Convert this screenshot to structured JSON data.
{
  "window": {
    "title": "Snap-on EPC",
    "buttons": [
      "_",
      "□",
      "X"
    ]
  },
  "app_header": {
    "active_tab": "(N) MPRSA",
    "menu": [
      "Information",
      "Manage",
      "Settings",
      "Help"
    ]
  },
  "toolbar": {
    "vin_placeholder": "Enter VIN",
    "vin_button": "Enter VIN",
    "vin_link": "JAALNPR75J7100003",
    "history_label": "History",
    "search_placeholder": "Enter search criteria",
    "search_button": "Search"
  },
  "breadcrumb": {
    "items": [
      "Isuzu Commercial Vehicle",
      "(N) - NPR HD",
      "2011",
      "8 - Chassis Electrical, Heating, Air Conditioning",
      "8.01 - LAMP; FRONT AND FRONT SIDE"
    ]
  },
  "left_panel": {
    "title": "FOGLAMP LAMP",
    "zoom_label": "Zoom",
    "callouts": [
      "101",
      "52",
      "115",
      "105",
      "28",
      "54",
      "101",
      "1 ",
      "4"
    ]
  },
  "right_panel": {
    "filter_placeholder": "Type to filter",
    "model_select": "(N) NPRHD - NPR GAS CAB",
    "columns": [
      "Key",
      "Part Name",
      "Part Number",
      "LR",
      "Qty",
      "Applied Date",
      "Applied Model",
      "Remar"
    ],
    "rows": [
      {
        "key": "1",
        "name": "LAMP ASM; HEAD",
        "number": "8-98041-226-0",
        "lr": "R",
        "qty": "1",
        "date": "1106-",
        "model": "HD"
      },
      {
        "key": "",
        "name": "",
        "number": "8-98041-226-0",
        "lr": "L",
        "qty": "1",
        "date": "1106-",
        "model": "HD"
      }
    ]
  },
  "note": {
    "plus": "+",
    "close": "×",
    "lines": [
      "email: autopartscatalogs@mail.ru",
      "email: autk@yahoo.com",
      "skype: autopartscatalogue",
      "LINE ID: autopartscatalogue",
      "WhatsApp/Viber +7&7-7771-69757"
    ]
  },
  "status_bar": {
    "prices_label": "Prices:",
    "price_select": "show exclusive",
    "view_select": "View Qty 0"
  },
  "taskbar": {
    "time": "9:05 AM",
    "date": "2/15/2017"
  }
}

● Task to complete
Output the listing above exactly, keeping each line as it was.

● Result below
Convert this screenshot to structured JSON data.
{
  "window": {
    "title": "Snap-on EPC",
    "buttons": [
      "_",
      "□",
      "X"
    ]
  },
  "app_header": {
    "active_tab": "(N) MPRSA",
    "menu": [
      "Information",
      "Manage",
      "Settings",
      "Help"
    ]
  },
  "toolbar": {
    "vin_placeholder": "Enter VIN",
    "vin_button": "Enter VIN",
    "vin_link": "JAALNPR75J7100003",
    "history_label": "History",
    "search_placeholder": "Enter search criteria",
    "search_button": "Search"
  },
  "breadcrumb": {
    "items": [
      "Isuzu Commercial Vehicle",
      "(N) - NPR HD",
      "2011",
      "8 - Chassis Electrical, Heating, Air Conditioning",
      "8.01 - LAMP; FRONT AND FRONT SIDE"
    ]
  },
  "left_panel": {
    "title": "FOGLAMP LAMP",
    "zoom_label": "Zoom",
    "callouts": [
      "101",
      "52",
      "115",
      "105",
      "28",
      "54",
      "101",
      "1 ",
      "4"
    ]
  },
  "right_panel": {
    "filter_placeholder": "Type to filter",
    "model_select": "(N) NPRHD - NPR GAS CAB",
    "columns": [
      "Key",
      "Part Name",
      "Part Number",
      "LR",
      "Qty",
      "Applied Date",
      "Applied Model",
      "Remar"
    ],
    "rows": [
      {
        "key": "1",
        "name": "LAMP ASM; HEAD",
        "number": "8-98041-226-0",
        "lr": "R",
        "qty": "1",
        "date": "1106-",
        "model": "HD"
      },
      {
        "key": "",
        "name": "",
        "number": "8-98041-226-0",
        "lr": "L",
        "qty": "1",
        "date": "1106-",
        "model": "HD"
      }
    ]
  },
  "note": {
    "plus": "+",
    "close": "×",
    "lines": [
      "email: autopartscatalogs@mail.ru",
      "email: autk@yahoo.com",
      "skype: autopartscatalogue",
      "LINE ID: autopartscatalogue",
      "WhatsApp/Viber +7&7-7771-69757"
    ]
  },
  "status_bar": {
    "prices_label": "Prices:",
    "price_select": "show exclusive",
    "view_select": "View Qty 0"
  },
  "taskbar": {
    "time": "9:05 AM",
    "date": "2/15/2017"
  }
}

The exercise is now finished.